---- Material provided
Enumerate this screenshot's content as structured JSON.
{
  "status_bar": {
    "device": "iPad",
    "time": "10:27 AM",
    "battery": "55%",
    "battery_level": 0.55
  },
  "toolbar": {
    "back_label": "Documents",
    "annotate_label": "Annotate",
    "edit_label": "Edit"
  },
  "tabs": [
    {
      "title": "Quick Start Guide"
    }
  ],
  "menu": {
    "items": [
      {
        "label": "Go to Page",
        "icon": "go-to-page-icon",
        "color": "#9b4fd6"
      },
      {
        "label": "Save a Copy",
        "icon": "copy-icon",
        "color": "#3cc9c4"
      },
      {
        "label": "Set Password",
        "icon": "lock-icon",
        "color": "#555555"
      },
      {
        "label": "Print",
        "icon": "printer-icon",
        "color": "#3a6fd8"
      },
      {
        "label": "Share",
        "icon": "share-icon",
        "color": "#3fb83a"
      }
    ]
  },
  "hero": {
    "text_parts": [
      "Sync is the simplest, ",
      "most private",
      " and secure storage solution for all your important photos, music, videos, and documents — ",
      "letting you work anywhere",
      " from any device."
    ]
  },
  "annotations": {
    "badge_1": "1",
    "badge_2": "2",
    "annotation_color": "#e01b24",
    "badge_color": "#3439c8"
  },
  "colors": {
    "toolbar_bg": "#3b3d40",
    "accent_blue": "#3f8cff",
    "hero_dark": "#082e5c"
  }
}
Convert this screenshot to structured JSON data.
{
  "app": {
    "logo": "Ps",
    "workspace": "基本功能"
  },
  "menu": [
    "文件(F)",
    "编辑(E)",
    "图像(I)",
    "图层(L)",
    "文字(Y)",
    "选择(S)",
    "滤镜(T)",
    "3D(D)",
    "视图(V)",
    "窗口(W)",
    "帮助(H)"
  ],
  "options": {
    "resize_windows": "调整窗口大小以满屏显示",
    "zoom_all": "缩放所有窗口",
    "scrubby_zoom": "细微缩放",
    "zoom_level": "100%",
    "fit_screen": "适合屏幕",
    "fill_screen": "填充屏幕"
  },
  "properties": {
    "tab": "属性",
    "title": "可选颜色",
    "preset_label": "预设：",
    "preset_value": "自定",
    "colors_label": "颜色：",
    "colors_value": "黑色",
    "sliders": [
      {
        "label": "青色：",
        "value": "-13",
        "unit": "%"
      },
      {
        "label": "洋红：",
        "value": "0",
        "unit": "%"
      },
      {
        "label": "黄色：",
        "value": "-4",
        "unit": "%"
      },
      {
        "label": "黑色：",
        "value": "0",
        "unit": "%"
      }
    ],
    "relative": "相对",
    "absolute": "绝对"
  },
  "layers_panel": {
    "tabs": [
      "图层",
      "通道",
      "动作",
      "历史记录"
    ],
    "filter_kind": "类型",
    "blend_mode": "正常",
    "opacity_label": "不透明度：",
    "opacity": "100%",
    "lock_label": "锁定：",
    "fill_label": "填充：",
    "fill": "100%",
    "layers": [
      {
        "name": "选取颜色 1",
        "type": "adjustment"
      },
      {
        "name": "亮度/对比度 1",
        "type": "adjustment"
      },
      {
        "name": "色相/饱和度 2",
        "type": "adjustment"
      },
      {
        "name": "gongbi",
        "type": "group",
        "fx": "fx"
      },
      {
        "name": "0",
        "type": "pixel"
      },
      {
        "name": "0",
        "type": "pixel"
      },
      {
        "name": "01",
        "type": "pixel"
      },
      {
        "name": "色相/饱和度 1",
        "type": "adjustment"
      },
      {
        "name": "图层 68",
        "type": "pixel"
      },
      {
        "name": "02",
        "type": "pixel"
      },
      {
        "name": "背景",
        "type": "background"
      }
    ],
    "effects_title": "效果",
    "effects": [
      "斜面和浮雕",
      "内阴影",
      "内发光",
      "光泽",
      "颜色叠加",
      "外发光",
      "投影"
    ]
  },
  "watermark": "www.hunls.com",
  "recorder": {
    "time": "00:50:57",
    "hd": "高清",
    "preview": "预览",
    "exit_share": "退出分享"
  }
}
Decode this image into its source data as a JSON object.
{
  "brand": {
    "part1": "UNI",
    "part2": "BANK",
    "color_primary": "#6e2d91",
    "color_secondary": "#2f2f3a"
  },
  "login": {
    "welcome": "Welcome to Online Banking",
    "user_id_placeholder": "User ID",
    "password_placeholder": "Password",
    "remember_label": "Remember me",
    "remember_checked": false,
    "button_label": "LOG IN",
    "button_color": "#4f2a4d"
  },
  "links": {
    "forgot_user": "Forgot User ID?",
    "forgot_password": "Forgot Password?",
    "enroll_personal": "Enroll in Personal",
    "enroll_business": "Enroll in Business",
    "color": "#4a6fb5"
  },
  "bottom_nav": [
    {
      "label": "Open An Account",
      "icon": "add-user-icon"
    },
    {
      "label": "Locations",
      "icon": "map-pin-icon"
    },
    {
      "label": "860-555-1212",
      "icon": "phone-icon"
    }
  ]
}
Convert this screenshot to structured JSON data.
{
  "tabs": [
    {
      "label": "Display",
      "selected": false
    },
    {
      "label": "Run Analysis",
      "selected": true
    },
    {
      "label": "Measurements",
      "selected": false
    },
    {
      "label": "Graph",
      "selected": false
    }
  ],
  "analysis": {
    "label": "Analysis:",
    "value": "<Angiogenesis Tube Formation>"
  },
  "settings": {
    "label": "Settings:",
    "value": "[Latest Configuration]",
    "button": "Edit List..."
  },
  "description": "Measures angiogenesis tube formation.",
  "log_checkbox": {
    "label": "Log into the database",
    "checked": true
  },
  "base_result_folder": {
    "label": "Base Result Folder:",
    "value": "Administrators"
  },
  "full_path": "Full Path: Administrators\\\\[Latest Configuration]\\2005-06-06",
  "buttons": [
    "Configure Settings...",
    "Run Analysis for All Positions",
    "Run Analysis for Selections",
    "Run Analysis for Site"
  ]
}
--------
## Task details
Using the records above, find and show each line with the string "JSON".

## Exercise answer
Enumerate this screenshot's content as structured JSON.
Convert this screenshot to structured JSON data.
Decode this image into its source data as a JSON object.
Convert this screenshot to structured JSON data.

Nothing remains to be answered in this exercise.